Without the pictures, set down every line of the data exactly.

Saved data entries
+++
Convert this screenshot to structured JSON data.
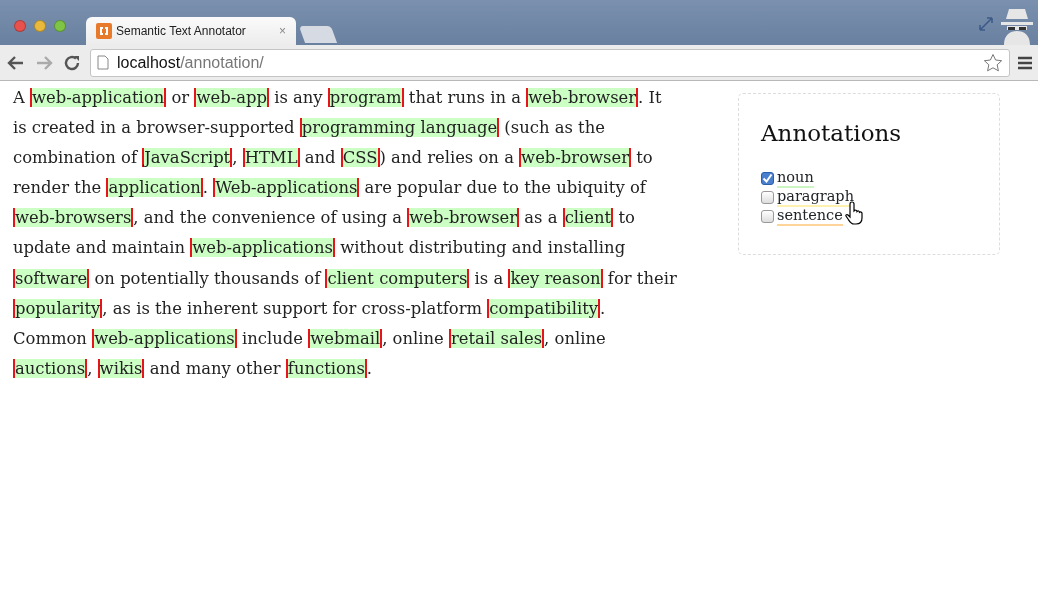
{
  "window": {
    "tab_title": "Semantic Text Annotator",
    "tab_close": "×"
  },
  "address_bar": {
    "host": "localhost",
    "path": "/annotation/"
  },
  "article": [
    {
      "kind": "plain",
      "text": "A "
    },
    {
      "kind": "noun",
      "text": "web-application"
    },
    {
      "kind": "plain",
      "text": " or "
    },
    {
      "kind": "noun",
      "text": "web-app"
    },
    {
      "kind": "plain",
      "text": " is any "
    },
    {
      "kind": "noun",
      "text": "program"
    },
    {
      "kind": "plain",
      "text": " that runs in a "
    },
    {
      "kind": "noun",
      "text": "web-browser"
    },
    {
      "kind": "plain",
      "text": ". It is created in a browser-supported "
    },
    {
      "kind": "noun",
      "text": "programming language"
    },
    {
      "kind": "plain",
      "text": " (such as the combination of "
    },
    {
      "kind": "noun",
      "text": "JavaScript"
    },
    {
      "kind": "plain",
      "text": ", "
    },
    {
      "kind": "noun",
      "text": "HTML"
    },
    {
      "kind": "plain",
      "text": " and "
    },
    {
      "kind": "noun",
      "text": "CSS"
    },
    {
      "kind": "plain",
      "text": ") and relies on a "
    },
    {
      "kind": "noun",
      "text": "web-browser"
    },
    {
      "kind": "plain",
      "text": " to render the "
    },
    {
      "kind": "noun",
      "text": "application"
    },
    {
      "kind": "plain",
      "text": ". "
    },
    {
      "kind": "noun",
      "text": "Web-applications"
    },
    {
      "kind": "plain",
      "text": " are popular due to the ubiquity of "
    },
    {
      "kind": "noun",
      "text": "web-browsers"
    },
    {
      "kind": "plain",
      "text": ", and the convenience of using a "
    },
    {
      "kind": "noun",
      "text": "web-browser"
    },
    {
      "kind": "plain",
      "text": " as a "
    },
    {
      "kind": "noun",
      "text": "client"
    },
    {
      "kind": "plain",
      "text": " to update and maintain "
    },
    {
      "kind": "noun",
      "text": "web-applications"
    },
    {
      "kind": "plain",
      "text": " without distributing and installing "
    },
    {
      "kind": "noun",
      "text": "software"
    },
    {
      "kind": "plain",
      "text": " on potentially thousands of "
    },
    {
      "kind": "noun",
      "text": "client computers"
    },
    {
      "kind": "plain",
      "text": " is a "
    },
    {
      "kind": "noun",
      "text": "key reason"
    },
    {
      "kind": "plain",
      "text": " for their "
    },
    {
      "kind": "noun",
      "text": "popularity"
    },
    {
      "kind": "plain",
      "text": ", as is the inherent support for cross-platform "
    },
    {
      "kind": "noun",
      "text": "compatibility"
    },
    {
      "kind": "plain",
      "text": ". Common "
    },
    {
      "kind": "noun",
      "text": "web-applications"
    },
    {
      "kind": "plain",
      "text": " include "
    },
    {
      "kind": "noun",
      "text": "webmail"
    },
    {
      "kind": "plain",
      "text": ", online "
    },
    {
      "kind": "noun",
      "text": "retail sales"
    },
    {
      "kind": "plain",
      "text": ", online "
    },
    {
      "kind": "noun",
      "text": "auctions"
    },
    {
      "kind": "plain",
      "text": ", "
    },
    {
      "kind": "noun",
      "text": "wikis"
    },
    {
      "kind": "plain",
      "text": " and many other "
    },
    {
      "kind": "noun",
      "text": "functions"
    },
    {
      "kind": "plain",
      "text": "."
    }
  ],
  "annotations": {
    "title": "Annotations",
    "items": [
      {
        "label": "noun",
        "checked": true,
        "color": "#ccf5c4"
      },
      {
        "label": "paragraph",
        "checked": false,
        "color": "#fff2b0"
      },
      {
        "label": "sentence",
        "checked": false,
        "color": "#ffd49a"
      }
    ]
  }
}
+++
Expected output:
Convert this screenshot to structured JSON data.
{
  "window": {
    "tab_title": "Semantic Text Annotator",
    "tab_close": "×"
  },
  "address_bar": {
    "host": "localhost",
    "path": "/annotation/"
  },
  "article": [
    {
      "kind": "plain",
      "text": "A "
    },
    {
      "kind": "noun",
      "text": "web-application"
    },
    {
      "kind": "plain",
      "text": " or "
    },
    {
      "kind": "noun",
      "text": "web-app"
    },
    {
      "kind": "plain",
      "text": " is any "
    },
    {
      "kind": "noun",
      "text": "program"
    },
    {
      "kind": "plain",
      "text": " that runs in a "
    },
    {
      "kind": "noun",
      "text": "web-browser"
    },
    {
      "kind": "plain",
      "text": ". It is created in a browser-supported "
    },
    {
      "kind": "noun",
      "text": "programming language"
    },
    {
      "kind": "plain",
      "text": " (such as the combination of "
    },
    {
      "kind": "noun",
      "text": "JavaScript"
    },
    {
      "kind": "plain",
      "text": ", "
    },
    {
      "kind": "noun",
      "text": "HTML"
    },
    {
      "kind": "plain",
      "text": " and "
    },
    {
      "kind": "noun",
      "text": "CSS"
    },
    {
      "kind": "plain",
      "text": ") and relies on a "
    },
    {
      "kind": "noun",
      "text": "web-browser"
    },
    {
      "kind": "plain",
      "text": " to render the "
    },
    {
      "kind": "noun",
      "text": "application"
    },
    {
      "kind": "plain",
      "text": ". "
    },
    {
      "kind": "noun",
      "text": "Web-applications"
    },
    {
      "kind": "plain",
      "text": " are popular due to the ubiquity of "
    },
    {
      "kind": "noun",
      "text": "web-browsers"
    },
    {
      "kind": "plain",
      "text": ", and the convenience of using a "
    },
    {
      "kind": "noun",
      "text": "web-browser"
    },
    {
      "kind": "plain",
      "text": " as a "
    },
    {
      "kind": "noun",
      "text": "client"
    },
    {
      "kind": "plain",
      "text": " to update and maintain "
    },
    {
      "kind": "noun",
      "text": "web-applications"
    },
    {
      "kind": "plain",
      "text": " without distributing and installing "
    },
    {
      "kind": "noun",
      "text": "software"
    },
    {
      "kind": "plain",
      "text": " on potentially thousands of "
    },
    {
      "kind": "noun",
      "text": "client computers"
    },
    {
      "kind": "plain",
      "text": " is a "
    },
    {
      "kind": "noun",
      "text": "key reason"
    },
    {
      "kind": "plain",
      "text": " for their "
    },
    {
      "kind": "noun",
      "text": "popularity"
    },
    {
      "kind": "plain",
      "text": ", as is the inherent support for cross-platform "
    },
    {
      "kind": "noun",
      "text": "compatibility"
    },
    {
      "kind": "plain",
      "text": ". Common "
    },
    {
      "kind": "noun",
      "text": "web-applications"
    },
    {
      "kind": "plain",
      "text": " include "
    },
    {
      "kind": "noun",
      "text": "webmail"
    },
    {
      "kind": "plain",
      "text": ", online "
    },
    {
      "kind": "noun",
      "text": "retail sales"
    },
    {
      "kind": "plain",
      "text": ", online "
    },
    {
      "kind": "noun",
      "text": "auctions"
    },
    {
      "kind": "plain",
      "text": ", "
    },
    {
      "kind": "noun",
      "text": "wikis"
    },
    {
      "kind": "plain",
      "text": " and many other "
    },
    {
      "kind": "noun",
      "text": "functions"
    },
    {
      "kind": "plain",
      "text": "."
    }
  ],
  "annotations": {
    "title": "Annotations",
    "items": [
      {
        "label": "noun",
        "checked": true,
        "color": "#ccf5c4"
      },
      {
        "label": "paragraph",
        "checked": false,
        "color": "#fff2b0"
      },
      {
        "label": "sentence",
        "checked": false,
        "color": "#ffd49a"
      }
    ]
  }
}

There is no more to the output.